Saved entries
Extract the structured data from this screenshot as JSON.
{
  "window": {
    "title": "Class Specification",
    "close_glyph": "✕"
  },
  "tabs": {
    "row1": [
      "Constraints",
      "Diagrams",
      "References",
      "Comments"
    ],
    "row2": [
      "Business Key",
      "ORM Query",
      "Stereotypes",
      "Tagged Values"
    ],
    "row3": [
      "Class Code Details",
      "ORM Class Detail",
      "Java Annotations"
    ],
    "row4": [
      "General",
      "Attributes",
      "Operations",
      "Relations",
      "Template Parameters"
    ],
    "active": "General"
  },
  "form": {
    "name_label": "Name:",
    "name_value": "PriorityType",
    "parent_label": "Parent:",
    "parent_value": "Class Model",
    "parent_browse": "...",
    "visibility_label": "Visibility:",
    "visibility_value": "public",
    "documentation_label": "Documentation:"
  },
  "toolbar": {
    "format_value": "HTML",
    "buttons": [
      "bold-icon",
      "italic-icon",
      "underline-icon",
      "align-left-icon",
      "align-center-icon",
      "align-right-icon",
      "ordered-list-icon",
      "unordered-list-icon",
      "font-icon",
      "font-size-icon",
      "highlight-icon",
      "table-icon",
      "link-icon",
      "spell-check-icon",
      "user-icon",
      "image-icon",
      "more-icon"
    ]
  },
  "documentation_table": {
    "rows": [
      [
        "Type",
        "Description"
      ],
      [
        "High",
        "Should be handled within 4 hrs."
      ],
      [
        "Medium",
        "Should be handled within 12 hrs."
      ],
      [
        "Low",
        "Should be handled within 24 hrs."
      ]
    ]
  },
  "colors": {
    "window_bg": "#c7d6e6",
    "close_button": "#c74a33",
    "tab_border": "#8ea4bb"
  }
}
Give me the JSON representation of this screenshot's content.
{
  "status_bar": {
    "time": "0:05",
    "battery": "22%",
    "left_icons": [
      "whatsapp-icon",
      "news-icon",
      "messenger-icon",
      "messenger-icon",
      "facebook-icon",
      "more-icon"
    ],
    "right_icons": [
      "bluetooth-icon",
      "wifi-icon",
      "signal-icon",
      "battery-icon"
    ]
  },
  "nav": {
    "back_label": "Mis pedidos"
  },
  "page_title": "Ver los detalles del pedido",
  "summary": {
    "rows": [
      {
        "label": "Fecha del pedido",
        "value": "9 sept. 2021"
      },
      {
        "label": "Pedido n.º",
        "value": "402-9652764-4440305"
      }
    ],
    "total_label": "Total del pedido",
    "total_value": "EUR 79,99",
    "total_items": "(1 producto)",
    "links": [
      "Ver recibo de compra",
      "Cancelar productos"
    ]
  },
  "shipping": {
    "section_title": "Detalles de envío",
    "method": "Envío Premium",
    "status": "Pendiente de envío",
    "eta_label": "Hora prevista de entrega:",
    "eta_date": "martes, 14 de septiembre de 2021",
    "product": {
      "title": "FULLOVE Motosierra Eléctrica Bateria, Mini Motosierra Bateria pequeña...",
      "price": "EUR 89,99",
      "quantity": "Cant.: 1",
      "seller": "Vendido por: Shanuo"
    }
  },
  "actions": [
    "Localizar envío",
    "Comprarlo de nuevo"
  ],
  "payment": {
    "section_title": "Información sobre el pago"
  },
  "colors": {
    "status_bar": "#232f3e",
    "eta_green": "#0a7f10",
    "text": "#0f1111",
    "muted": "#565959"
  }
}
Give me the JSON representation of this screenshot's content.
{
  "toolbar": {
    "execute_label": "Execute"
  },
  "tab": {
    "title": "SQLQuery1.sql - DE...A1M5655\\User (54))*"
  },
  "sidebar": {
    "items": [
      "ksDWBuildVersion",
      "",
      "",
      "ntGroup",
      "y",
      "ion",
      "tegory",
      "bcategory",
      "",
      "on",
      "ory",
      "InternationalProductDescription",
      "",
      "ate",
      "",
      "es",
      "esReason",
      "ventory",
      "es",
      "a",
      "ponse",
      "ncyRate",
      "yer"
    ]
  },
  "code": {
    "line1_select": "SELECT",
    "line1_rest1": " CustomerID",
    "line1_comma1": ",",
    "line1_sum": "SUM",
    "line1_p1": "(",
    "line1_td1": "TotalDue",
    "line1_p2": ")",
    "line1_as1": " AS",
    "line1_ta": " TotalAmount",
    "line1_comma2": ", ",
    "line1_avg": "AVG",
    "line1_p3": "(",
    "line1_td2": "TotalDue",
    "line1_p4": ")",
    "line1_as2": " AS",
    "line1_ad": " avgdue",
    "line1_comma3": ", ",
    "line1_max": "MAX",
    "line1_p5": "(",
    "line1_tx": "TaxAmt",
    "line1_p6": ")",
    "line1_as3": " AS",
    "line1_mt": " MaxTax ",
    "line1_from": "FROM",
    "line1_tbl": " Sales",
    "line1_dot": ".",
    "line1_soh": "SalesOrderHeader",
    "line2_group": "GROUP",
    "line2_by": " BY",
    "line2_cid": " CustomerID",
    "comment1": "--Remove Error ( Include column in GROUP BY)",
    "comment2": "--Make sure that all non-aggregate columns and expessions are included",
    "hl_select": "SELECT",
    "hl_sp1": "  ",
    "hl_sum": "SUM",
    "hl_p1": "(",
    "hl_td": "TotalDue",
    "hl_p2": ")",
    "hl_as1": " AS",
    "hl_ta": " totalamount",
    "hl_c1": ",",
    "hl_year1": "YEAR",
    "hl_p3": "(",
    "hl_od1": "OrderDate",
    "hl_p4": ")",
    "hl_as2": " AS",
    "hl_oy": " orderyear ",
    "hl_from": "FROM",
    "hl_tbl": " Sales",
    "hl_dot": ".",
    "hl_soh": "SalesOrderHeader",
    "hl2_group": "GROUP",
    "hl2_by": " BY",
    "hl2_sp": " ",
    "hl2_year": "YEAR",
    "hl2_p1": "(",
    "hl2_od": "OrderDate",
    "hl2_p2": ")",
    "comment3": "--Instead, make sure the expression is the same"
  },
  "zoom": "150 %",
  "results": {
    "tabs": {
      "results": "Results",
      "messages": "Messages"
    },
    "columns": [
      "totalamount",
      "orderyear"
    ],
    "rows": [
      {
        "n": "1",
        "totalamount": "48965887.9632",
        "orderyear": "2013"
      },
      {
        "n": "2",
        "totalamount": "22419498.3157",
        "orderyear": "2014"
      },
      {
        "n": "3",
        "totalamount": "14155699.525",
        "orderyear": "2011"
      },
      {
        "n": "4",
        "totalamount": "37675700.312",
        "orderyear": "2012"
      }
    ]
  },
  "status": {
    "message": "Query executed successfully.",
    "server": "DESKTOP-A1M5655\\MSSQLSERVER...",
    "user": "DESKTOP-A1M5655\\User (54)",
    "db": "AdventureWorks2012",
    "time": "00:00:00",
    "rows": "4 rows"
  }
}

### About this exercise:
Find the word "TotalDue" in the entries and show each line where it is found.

### Result below:
    "line1_td1": "TotalDue",
    "line1_td2": "TotalDue",
    "hl_td": "TotalDue",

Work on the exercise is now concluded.